Influencer marketing has become very popular among advertisers. With high reach on social media channels, they appear to be the perfect mouthpiece to reach the increasingly important employee target group consisting of millennials. Traditional advertising does not motivate members of this target group to buy, but arouses scepticism. Companies are therefore looking for strategies to integrate influencers into their marketing. This is particularly true in the B2C sector, but success can also be achieved by using influencers in B2B marketing. However, other rules apply here.
Generation Y, which is also known as millennials, is a much-discussed and relatively unknown target group that is causing headaches for marketers worldwide. After all, those born between about 1980 and 1995 represent a large part of the population with purchasing power. Of course this means marketers see them as an attractive target group. Unfortunately, age and purchasing power are almost the only things that connect this heterogeneous population group. But don’t worry, the millennials can also be courted. You just have to know how.
Customer centricity has emerged as a whole new form of marketing. It used to be sufficient to present oneself and one’s products in an appealing way, but brands today have to take the customer perspective if they want to remain fit for the future. But what does that actually mean? And what do companies stand to gain from it?
Customer centricity has become the new imperative in digital marketing as a way to achieve better customer satisfaction, higher loyalty and increased trust.

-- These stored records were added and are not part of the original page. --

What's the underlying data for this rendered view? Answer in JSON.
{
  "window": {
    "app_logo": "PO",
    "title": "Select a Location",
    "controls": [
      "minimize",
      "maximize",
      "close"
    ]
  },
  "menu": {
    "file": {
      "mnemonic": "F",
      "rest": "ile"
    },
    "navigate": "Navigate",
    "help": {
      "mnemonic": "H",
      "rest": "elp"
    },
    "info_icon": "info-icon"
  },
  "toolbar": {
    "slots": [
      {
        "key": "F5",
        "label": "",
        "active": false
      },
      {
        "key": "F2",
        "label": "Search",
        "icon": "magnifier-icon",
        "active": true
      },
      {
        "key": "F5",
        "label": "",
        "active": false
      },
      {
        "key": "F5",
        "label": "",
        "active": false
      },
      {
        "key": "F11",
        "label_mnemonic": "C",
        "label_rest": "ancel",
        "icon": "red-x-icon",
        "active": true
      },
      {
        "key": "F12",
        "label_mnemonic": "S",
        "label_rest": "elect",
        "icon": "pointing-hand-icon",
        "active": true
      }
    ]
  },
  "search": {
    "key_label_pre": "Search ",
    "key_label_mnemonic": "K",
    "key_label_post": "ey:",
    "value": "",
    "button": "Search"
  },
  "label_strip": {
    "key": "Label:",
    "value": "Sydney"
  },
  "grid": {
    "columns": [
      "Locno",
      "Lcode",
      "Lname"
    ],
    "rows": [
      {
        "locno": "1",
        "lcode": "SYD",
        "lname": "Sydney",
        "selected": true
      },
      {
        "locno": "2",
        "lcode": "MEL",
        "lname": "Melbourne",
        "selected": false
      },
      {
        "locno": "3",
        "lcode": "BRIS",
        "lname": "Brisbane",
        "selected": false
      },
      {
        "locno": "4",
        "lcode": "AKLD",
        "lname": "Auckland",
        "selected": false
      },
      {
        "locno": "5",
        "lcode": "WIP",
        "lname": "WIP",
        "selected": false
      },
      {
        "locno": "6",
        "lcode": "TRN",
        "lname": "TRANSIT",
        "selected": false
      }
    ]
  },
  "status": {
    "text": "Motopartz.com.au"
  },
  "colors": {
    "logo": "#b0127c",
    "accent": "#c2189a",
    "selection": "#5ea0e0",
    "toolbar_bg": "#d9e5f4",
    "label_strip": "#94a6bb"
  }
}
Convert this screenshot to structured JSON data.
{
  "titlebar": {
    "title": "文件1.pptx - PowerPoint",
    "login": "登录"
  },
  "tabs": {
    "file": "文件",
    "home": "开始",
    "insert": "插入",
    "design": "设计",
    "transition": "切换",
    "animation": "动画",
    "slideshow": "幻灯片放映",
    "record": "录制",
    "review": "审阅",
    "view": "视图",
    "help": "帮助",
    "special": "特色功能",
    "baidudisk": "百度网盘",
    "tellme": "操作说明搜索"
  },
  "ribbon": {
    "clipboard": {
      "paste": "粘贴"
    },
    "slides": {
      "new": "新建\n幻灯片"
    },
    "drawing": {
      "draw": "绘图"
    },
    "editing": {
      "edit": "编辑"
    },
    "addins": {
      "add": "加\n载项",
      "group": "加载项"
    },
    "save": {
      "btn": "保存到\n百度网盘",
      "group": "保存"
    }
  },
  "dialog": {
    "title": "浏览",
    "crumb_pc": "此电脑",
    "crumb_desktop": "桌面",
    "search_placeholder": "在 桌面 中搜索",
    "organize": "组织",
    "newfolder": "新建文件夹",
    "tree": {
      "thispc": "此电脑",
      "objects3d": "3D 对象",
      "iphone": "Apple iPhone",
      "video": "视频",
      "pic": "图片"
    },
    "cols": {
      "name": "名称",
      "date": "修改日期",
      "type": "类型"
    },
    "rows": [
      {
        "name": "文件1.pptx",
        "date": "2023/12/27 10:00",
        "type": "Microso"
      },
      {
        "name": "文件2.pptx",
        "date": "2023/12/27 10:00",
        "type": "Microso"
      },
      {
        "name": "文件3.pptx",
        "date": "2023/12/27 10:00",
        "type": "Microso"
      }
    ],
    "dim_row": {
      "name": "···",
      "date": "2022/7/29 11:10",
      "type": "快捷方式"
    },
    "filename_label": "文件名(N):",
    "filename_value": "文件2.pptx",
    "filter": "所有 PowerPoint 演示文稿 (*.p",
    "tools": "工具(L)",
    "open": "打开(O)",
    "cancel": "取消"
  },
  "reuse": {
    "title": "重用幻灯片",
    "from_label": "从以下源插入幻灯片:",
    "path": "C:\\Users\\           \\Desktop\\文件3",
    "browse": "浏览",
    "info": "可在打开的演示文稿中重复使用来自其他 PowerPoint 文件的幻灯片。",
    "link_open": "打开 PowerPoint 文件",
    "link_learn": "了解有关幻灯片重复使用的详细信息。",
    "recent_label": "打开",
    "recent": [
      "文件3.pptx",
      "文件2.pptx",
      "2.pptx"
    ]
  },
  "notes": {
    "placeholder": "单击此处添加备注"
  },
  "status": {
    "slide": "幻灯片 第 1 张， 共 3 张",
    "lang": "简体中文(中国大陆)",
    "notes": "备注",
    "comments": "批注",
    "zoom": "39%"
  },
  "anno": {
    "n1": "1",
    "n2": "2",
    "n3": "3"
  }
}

This article provides some real tips and tricks on how customer centricity works and how to put the customer first.
Reaching the right target group for B2B campaigns on the web is no easy task. Although the desired recipients are online and inform themselves on the Internet, it is difficult to identify them as a focused target group. They are often too heterogeneous for this and the information required for appropriate targeting is scarce. With its audience marketing offer, Messe Frankfurt provides advertisers with a solution for reaching B2B target groups online with minimal wastage. Martina Bergmann, Managing Director of Messe Frankfurt Medien und Service GmbH at Messe Frankfurt GmbH, explains why advertisers should focus on audience marketing, which campaigns have been implemented so far and what is planned for the future.
Augmented Reality (AR) and Virtual Reality (VR) are transforming from just being fun applications to providing useful value-added tools for companies and customers alike. Exhibitors and organizers also rely on these technologies in the trade fair sector. We spoke with Simone Pfisterer from Mesago Messe Frankfurt GmbH, who has gained initial experience with the use of these new technologies as division manager for Servparc, an event that will be launched this year with an innovative new setup.
Virtual Reality (VR) and Augmented Reality (AR) can be used to create artificial worlds and extend real worlds. Whether the user wants to take a trip into the dinosaur age or walk through their new kitchen before purchasing it, VR and AR make it possible. Does this sound like a tempting idea especially for marketing? It certainly does. It could be an excellent idea as long as companies know and respect the technology’s challenges and limitations.
At least since the mobile game Pokémon GO took the world by storm, marketers have realized that Augmented Reality (AR) has the potential to ignite customer interest. This new, emotional way of storytelling inspires marketing managers, because they can now present their products in any environment and in a user-individual way thanks to AR. Some popular examples demonstrate how it works.
Increasing digitalisation is also driving progress in the trade fair industry. For example, new technologies or changing customer requirements necessitate adjustments or even rethinking in digital trade fair marketing. We spoke with Martina Bergmann, Head of Digital Products and Web Solutions at Messe Frankfurt, about future trends and challenges.
The Internet of Things (IoT) will also pick up speed in marketing next year. Not just in theory, but in the form of practical examples. After all, what used to be an empty buzzword has now become a natural part of everyday life for many people. And by 2020, more than 20 billion devices worldwide are expected to be part of the Internet of Things including nearly 13 billion in the consumer sector. But what does this development mean for marketing?